I got a few sharp comments on the Calgary post from a few days ago (comments on LinkedIn and direct messages). The gist is that Calgary is in deep economic trouble and I am cherry picking my facts.
Let me restate. Alberta is in a challenging time. There are two main facets: 1) a government fiscal crisis due to the price of oil and resulting less royalties (and other knock on effects) and 2) an investment crisis because that sector is the main driver of investment in the province. These are impacting Calgary and a main reason for some of the issues such as the office space vacancy rate.
But, one person suggested there was a vast outmigration of people from Calgary.

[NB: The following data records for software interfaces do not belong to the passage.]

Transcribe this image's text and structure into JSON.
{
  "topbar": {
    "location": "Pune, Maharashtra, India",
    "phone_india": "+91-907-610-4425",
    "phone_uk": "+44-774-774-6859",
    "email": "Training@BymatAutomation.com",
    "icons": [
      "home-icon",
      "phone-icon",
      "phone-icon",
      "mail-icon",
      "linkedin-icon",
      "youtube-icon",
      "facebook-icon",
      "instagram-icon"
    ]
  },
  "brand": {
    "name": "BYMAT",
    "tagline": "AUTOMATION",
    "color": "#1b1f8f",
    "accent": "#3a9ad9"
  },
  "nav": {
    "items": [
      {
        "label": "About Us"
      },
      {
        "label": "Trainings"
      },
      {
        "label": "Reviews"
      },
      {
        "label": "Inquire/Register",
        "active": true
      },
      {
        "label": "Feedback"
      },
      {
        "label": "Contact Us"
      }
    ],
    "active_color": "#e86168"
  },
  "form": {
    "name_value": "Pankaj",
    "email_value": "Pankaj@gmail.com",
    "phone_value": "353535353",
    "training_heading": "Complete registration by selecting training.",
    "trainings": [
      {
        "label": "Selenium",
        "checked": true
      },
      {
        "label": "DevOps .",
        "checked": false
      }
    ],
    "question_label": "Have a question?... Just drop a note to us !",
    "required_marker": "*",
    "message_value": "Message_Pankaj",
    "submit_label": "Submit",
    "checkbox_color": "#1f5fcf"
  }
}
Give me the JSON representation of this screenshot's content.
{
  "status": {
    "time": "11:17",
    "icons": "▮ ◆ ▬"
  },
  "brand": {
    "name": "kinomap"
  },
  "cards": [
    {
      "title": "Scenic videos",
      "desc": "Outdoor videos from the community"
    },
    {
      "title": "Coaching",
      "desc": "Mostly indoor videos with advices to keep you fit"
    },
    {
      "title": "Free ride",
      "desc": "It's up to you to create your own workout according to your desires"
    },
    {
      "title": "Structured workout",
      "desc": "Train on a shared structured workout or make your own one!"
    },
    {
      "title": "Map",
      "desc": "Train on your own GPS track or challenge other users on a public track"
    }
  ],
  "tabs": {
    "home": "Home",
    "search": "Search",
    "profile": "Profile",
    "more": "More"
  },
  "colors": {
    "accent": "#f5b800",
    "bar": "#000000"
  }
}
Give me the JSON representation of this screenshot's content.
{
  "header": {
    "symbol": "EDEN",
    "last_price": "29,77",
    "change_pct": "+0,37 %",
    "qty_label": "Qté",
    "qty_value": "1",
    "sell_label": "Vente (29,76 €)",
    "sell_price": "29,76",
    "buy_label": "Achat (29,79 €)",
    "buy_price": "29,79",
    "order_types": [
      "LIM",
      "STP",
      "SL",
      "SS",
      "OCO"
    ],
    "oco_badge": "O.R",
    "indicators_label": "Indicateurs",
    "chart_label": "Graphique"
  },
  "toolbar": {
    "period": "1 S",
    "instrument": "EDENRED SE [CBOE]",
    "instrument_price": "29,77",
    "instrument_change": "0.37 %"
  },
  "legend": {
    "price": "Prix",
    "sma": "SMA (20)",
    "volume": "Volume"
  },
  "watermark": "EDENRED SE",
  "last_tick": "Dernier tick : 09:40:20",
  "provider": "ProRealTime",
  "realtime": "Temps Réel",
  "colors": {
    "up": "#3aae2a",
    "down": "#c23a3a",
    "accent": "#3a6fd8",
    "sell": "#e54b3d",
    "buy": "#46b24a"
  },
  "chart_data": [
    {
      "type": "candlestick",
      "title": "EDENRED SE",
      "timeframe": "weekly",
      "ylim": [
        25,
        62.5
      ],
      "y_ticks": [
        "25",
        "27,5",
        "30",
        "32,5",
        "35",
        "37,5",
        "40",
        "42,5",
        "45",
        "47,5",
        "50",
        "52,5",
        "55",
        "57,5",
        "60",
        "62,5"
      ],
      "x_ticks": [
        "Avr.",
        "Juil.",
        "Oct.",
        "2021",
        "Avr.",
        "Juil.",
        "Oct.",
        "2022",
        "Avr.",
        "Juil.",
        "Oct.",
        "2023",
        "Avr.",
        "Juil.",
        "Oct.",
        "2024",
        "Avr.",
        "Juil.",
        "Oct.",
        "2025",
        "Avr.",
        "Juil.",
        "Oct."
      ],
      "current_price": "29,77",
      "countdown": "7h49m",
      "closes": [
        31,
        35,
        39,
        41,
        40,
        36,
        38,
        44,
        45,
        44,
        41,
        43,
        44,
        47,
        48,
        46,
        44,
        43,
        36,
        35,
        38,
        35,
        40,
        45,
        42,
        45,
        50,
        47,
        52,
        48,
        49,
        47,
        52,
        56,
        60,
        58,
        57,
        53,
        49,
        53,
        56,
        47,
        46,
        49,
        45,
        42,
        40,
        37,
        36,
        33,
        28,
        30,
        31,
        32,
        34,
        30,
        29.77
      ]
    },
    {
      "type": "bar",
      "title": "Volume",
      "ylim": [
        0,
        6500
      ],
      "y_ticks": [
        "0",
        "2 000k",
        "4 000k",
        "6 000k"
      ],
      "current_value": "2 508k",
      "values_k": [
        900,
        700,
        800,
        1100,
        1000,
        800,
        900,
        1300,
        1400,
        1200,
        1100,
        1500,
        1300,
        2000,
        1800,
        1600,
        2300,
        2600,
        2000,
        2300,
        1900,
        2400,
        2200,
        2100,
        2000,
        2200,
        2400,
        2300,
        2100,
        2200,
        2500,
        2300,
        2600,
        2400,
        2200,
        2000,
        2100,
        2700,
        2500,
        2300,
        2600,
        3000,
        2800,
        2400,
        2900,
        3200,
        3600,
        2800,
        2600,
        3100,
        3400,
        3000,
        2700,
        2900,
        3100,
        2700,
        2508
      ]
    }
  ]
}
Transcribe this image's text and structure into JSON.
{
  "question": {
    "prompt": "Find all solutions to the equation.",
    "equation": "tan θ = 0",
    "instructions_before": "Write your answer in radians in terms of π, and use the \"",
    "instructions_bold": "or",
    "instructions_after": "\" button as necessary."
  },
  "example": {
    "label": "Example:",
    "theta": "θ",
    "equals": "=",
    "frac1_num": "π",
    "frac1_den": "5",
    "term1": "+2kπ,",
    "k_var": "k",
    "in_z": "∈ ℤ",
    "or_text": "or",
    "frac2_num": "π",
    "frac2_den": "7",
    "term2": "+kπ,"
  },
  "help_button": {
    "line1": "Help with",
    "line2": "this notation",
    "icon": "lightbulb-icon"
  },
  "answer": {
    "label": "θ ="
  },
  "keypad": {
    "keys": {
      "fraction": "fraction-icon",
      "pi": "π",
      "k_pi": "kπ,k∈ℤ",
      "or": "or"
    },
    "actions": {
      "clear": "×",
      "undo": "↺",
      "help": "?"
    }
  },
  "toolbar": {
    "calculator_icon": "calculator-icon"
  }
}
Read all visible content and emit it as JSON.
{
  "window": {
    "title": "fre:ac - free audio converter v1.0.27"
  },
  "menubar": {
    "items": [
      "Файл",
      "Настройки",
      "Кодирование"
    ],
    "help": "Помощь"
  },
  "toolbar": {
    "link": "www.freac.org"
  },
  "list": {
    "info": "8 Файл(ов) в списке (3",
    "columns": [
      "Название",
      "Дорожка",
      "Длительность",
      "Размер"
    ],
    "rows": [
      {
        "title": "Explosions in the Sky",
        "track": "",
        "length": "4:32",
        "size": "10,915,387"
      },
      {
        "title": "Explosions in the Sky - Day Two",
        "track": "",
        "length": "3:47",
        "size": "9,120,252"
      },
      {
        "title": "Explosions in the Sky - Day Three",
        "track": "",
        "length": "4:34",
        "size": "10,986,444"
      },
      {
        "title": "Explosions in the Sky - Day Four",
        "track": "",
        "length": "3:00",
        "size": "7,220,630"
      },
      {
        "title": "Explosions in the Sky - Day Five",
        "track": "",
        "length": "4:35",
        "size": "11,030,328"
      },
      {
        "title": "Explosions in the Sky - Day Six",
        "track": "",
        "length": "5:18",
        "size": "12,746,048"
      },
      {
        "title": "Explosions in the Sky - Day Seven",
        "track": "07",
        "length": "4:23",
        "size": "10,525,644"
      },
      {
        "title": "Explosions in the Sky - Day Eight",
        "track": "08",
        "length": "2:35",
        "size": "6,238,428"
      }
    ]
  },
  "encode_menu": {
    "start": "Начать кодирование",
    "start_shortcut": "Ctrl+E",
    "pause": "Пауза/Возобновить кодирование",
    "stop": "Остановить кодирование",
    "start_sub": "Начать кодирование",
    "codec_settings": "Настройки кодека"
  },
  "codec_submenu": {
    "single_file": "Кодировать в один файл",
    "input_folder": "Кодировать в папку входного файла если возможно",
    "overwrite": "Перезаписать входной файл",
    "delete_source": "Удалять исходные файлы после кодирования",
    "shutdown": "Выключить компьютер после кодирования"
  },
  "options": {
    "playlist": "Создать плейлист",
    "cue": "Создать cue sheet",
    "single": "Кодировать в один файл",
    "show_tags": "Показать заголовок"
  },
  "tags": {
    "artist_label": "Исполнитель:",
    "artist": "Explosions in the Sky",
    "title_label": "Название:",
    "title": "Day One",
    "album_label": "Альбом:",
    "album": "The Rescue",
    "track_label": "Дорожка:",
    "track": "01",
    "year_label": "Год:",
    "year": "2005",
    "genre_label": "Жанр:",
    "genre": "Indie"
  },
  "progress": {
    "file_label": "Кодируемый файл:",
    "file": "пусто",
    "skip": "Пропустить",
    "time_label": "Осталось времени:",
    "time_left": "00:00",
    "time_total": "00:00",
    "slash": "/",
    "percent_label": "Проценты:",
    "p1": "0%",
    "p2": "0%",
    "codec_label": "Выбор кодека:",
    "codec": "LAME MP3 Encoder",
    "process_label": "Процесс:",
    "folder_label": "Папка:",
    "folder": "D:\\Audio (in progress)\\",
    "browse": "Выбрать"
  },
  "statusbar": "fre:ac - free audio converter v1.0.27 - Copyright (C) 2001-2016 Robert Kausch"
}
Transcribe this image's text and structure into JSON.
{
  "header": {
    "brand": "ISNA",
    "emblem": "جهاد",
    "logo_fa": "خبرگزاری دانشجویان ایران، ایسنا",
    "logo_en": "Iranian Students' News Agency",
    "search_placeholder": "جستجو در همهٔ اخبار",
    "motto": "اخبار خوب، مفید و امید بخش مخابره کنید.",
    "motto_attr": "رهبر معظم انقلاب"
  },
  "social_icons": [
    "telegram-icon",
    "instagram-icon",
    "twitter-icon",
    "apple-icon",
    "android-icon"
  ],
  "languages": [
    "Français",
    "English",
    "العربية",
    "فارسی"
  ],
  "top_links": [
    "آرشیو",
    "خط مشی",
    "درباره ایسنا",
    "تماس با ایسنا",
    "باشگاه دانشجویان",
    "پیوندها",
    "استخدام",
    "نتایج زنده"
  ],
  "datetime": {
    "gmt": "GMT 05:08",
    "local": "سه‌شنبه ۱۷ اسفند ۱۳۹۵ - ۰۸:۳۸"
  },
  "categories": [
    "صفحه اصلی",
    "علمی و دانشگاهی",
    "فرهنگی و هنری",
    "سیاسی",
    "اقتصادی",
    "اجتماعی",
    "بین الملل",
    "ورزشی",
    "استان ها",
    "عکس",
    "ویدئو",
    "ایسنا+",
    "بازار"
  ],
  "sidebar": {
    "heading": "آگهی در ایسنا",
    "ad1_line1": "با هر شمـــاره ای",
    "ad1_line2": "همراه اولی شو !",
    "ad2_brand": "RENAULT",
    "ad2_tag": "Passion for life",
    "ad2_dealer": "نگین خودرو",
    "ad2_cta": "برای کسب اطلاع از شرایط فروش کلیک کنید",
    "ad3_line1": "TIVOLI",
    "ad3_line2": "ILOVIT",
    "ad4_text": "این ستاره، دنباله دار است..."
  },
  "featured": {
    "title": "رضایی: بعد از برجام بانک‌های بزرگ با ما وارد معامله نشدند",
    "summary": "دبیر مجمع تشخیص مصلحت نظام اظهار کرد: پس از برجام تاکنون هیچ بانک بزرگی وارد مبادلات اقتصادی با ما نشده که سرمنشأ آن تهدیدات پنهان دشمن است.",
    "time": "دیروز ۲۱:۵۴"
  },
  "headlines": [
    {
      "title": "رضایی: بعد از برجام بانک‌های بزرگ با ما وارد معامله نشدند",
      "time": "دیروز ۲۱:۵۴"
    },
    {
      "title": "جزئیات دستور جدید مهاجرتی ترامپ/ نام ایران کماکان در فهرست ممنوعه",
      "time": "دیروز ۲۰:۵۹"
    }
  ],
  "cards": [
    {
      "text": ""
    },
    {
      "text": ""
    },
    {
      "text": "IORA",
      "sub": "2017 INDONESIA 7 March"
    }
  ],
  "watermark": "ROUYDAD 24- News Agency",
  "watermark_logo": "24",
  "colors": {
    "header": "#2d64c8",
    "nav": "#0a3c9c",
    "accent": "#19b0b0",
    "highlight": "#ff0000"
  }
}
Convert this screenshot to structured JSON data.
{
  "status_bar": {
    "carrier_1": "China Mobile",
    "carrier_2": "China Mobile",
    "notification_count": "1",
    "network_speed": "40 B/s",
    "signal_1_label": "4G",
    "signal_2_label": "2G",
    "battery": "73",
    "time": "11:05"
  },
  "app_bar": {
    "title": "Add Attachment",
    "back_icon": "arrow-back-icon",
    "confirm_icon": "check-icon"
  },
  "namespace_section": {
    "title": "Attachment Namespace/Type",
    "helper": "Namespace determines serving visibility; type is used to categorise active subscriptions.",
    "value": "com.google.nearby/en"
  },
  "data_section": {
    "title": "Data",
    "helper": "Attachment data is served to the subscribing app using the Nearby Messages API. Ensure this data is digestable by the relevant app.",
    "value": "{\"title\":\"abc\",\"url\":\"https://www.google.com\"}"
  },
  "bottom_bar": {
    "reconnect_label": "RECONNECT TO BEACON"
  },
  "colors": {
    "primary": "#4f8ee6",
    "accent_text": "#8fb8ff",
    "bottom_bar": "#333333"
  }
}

In 2017, Calgary had the 4th highest immigration rate among the 33 CMAs across Canada at 144 immigrants per 10,000 population. It had the second highest five year population growth rate between 2012 and 2017 at 14.1%. In fact, you could easily argue the reason why Calgary’s unemployment rate remains quite high is because it has been attracting a lot of folks. Not as many as when its economy was firing on all cylinders but, again, compared to other urban centres in Canada, it is doing quite well.
My main point is that I don’t see the value in making the economic situation in Calgary seem worse than it is. I understand why politicians talk in these terms – that is how they get elected -but for pundits, economists, journalists, etc., they should be focusing on facts and the facts are that Calgary has a higher than desireable unemployment rate and is feeling the effects of the low price of oil on public services, spending and investment. But it remains a growing economy with significant inflow of population and growth in the labour market and in total employment.